  • I’m in administration. Sometimes it's boring...

Do you decide how to spend your time on these tasks, or is it planned?

  • All planned.

And in the brigades, do you all work together?

  • Yes, always.
  • Not always, but almost everyone. There are also some solo jobs.

What else do you do or learn here, in addition to school and your tasks? Are there other programs or courses?

  • Last year we had the support of an educator who came from Fe y Alegría. She helped us. We had courses with her. It was nice to spend time with Professor Janet.
  • We worked on the issue of discrimination. Here we can’t see if you're black or wear the best clothes, nor do we see social classes. Here we’re all equal.
  • We talk about problems. We open our minds to problems in the world, what things would be good for the world and the earth, and what things would be bad for the earth.
  • For example, we learned that it’s bad to litter and deforest the land.
  • Responsibility.
  • Trust.
  • To value ourselves, to accept ourselves as we are.

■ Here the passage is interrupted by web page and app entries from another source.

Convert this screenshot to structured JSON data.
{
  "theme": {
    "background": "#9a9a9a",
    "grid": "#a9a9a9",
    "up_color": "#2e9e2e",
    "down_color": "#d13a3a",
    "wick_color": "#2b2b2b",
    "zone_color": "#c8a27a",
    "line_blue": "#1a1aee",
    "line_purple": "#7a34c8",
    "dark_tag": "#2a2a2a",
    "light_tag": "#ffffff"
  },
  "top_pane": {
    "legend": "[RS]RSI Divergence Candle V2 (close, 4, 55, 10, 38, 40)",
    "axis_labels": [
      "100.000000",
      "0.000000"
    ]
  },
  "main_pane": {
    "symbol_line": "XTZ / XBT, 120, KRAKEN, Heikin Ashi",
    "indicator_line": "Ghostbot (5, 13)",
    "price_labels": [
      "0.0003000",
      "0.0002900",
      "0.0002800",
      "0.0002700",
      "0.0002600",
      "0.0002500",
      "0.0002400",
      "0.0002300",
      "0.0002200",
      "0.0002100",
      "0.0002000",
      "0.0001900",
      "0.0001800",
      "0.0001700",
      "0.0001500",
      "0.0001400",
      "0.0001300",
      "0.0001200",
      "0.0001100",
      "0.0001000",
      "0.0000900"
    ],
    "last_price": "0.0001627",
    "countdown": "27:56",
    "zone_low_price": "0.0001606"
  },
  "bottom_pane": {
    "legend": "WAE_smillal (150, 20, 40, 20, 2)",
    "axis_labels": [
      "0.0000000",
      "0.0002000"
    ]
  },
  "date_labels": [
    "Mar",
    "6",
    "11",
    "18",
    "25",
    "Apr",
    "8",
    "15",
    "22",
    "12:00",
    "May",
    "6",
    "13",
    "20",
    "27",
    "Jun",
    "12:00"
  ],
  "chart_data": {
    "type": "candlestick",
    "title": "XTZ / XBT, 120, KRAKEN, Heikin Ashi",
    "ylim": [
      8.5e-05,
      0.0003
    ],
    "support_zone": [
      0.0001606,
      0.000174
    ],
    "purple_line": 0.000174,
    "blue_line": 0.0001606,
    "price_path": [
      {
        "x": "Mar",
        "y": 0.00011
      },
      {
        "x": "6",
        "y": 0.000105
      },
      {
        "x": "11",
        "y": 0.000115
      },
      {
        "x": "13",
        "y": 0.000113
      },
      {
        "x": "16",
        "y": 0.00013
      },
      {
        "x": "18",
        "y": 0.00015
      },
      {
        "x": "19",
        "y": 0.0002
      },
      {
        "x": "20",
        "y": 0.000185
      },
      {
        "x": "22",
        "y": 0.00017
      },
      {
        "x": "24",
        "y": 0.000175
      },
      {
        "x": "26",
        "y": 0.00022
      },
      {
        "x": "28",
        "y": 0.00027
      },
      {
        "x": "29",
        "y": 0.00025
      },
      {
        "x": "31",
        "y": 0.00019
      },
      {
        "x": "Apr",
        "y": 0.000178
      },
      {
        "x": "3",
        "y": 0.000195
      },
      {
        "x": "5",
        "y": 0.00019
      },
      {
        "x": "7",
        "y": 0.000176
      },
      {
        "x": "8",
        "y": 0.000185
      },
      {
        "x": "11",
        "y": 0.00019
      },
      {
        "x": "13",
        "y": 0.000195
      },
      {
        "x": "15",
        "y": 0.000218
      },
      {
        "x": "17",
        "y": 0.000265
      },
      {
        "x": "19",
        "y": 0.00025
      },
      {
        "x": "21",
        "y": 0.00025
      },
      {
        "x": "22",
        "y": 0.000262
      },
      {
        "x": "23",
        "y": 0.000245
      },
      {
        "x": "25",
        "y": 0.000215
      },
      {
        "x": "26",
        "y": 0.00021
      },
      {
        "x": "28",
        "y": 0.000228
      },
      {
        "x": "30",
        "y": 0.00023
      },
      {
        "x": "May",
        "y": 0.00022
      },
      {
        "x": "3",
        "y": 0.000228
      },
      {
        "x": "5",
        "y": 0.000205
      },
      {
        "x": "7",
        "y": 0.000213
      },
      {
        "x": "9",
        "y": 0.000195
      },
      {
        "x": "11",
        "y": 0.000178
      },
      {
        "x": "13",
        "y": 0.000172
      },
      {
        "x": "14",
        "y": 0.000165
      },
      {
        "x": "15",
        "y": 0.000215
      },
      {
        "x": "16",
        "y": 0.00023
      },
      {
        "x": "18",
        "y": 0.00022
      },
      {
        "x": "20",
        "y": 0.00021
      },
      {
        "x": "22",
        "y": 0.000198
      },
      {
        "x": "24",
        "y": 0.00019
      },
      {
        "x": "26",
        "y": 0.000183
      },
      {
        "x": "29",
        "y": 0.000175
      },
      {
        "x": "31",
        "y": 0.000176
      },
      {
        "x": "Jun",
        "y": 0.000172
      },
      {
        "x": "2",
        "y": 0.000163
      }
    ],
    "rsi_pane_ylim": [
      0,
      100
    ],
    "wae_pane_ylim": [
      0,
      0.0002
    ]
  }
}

Do you have many friends at school who are not in the Yachay Wasi?

  • [All] Yes, many.

Do you see any differences in their experiences?

  • Our friends down there are not as educated. They’re irresponsible; they get into gangs.
  • They don’t bathe.
  • They get into gangs and cause many problems.
  • Sometimes they don’t come to classes, which we could never do.

Is it difficult for you to live here?

  • [Many] No!
  • It's fun.
  • We share everything.

Was it hard when you came here for the first time?

  • Yes, but with time, we got used to living here.

What are the hardest parts, or the things you don’t like so much? What would you change if you could?

  • Computers.
  • The court needs lights.
  • A shed.

Or, something at the school?

  • Cutting and making clothing.
  • Computer classes.
  • A chemistry lab.
  • Lockers.

Or the Yachay Wasi?

  • The chairs—some have broken legs.
  • The mattresses.

Thinking back, did you receive the Bono Juancito Pinto [a voucher for school-age children] in the past? How did you use the money?

  • School supplies.
  • Yes, things for school.
  • [Many] School supplies.
  • I spent it.
  • Attire.
  • Yes, clothes.

And now, thinking about the future, what you want to do when you graduate?

  • Study mathematics.
  • I'd like to be a football player, and study architecture.
  • I would like to be a computer scientist and study, or to be a doctor.
  • I'd like to be a politician or physical education teacher.
  • I'd like to be a tour guide, so I need to study many languages.
  • I'd like to be a teacher of chemistry and biology.
  • I'd like to be a doctor, and I would like to be a tourist to get to know different countries.
  • I'd like to major in agronomy and auto-mechanics.
  • I would like to study mechanics and auto-mechanics.
  • I would like a scholarship.

Is there anything else you would like to add? 

José Paucara: Was it clear about the heart? Community life, technology/production, and development. What, of all these, do you do?

  • In technology we have various media. Television, computers, radios.
  • We do carpentry and welding.
  • We all work at all of these.
  • There is also agriculture, with Professor Bartolo. We work with the bees. Ten of us do beekeeping. I've gone on Saturday to accompany him to see the bees.
  • We go to Waykuni on Wednesday and Saturday.
  • I was helping to fix the carts, and some were planting carrots, and others took care of other plants.
  • I was helping on the slopes, which are eroding.
  • We care for chickens and pigs.

Do you do work like that when you’re with your families?

  • [Many] Yes.
  • We help out with the harvest.
  • We plant and harvest coca.

Paucara: And what will they do with the little pigs? 

  • Those working on it will learn to make sausages. We have everything we need to do this. We have two little pigs: one we’re going to eat, and the other will be for the course. 
  • Twenty students chose to participate in the course. It's a bit difficult: you have to bathe them and give them food. But when you know the purpose, it’s good.
Opens in a new window